#### Records shown

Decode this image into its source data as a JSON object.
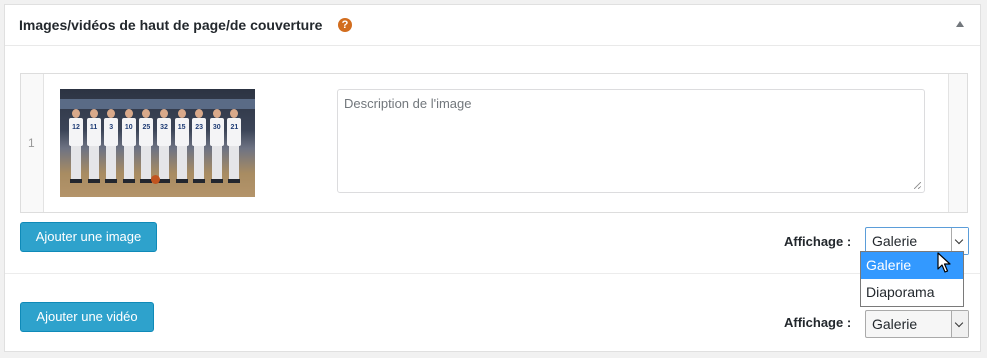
{
  "panel": {
    "title": "Images/vidéos de haut de page/de couverture",
    "help_icon": "question-circle-icon",
    "collapse_icon": "triangle-up-icon"
  },
  "gallery": {
    "rows": [
      {
        "index": "1",
        "image_icon": "team-photo",
        "jersey_numbers": [
          "12",
          "11",
          "3",
          "10",
          "25",
          "32",
          "15",
          "23",
          "30",
          "21"
        ],
        "description_placeholder": "Description de l'image",
        "description_value": ""
      }
    ]
  },
  "actions": {
    "add_image_label": "Ajouter une image",
    "add_video_label": "Ajouter une vidéo"
  },
  "image_display": {
    "label": "Affichage :",
    "selected": "Galerie",
    "dropdown_open": true,
    "options": [
      "Galerie",
      "Diaporama"
    ],
    "highlighted_option": "Galerie"
  },
  "video_display": {
    "label": "Affichage :",
    "selected": "Galerie"
  },
  "colors": {
    "button_bg": "#2ea2cc",
    "help_icon": "#d26d1e",
    "option_highlight": "#3399ff"
  }
}
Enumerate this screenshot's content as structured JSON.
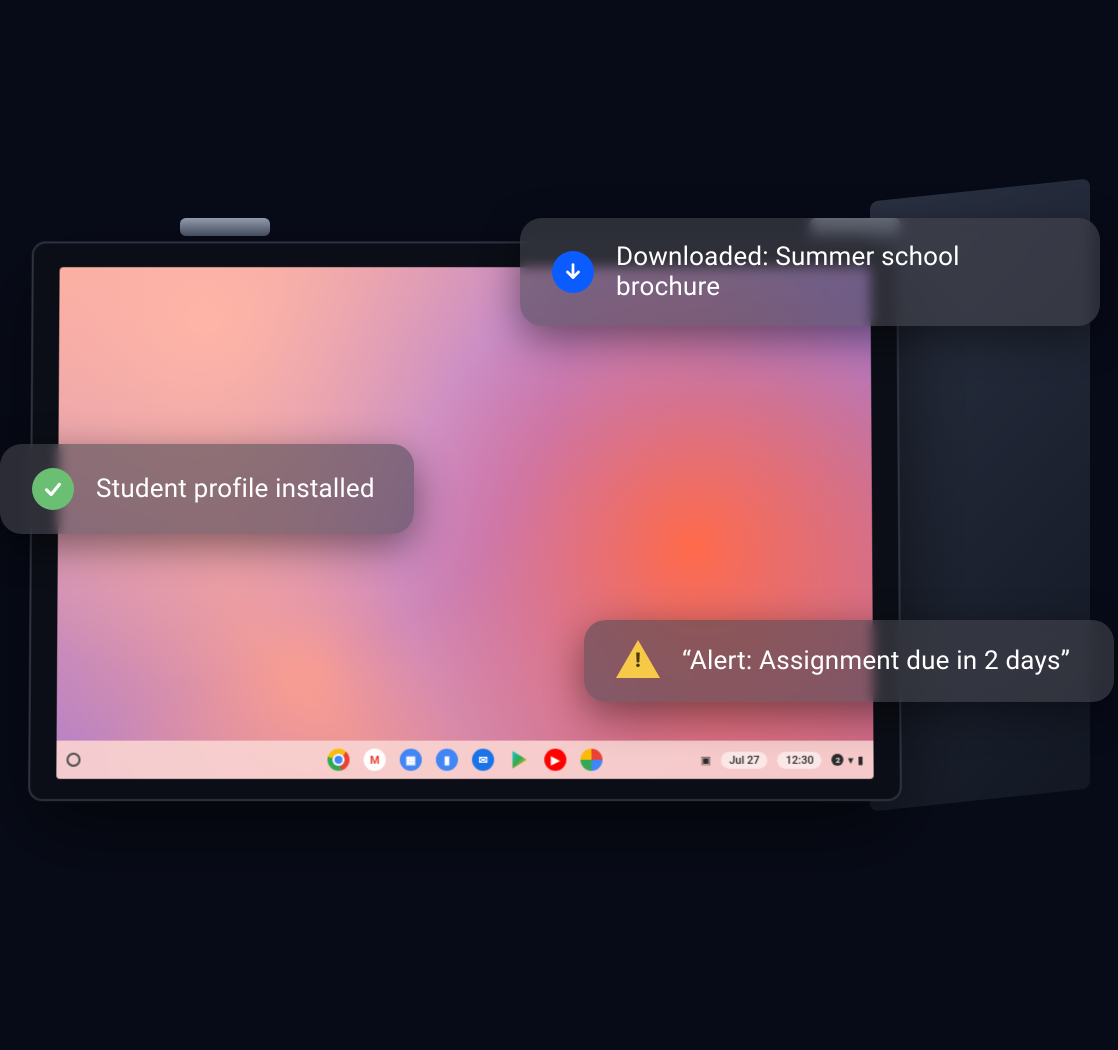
{
  "notifications": {
    "download": {
      "icon": "download-arrow-icon",
      "text": "Downloaded: Summer school brochure",
      "badge_color": "#0b5cff"
    },
    "profile": {
      "icon": "checkmark-icon",
      "text": "Student profile installed",
      "badge_color": "#6bbf73"
    },
    "alert": {
      "icon": "warning-icon",
      "text": "“Alert: Assignment due in 2 days”",
      "badge_color": "#f7c948"
    }
  },
  "taskbar": {
    "apps": [
      {
        "name": "chrome-icon",
        "label": "Chrome"
      },
      {
        "name": "gmail-icon",
        "label": "Gmail"
      },
      {
        "name": "calendar-icon",
        "label": "Calendar"
      },
      {
        "name": "files-icon",
        "label": "Files"
      },
      {
        "name": "messages-icon",
        "label": "Messages"
      },
      {
        "name": "play-icon",
        "label": "Play Store"
      },
      {
        "name": "youtube-icon",
        "label": "YouTube"
      },
      {
        "name": "photos-icon",
        "label": "Photos"
      }
    ],
    "date": "Jul 27",
    "time": "12:30",
    "status_badge": "2",
    "indicators": {
      "wifi": true,
      "battery": true
    }
  }
}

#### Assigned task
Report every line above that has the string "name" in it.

#### Problem solution
        "name": "chrome-icon",
        "name": "gmail-icon",
        "name": "calendar-icon",
        "name": "files-icon",
        "name": "messages-icon",
        "name": "play-icon",
        "name": "youtube-icon",
        "name": "photos-icon",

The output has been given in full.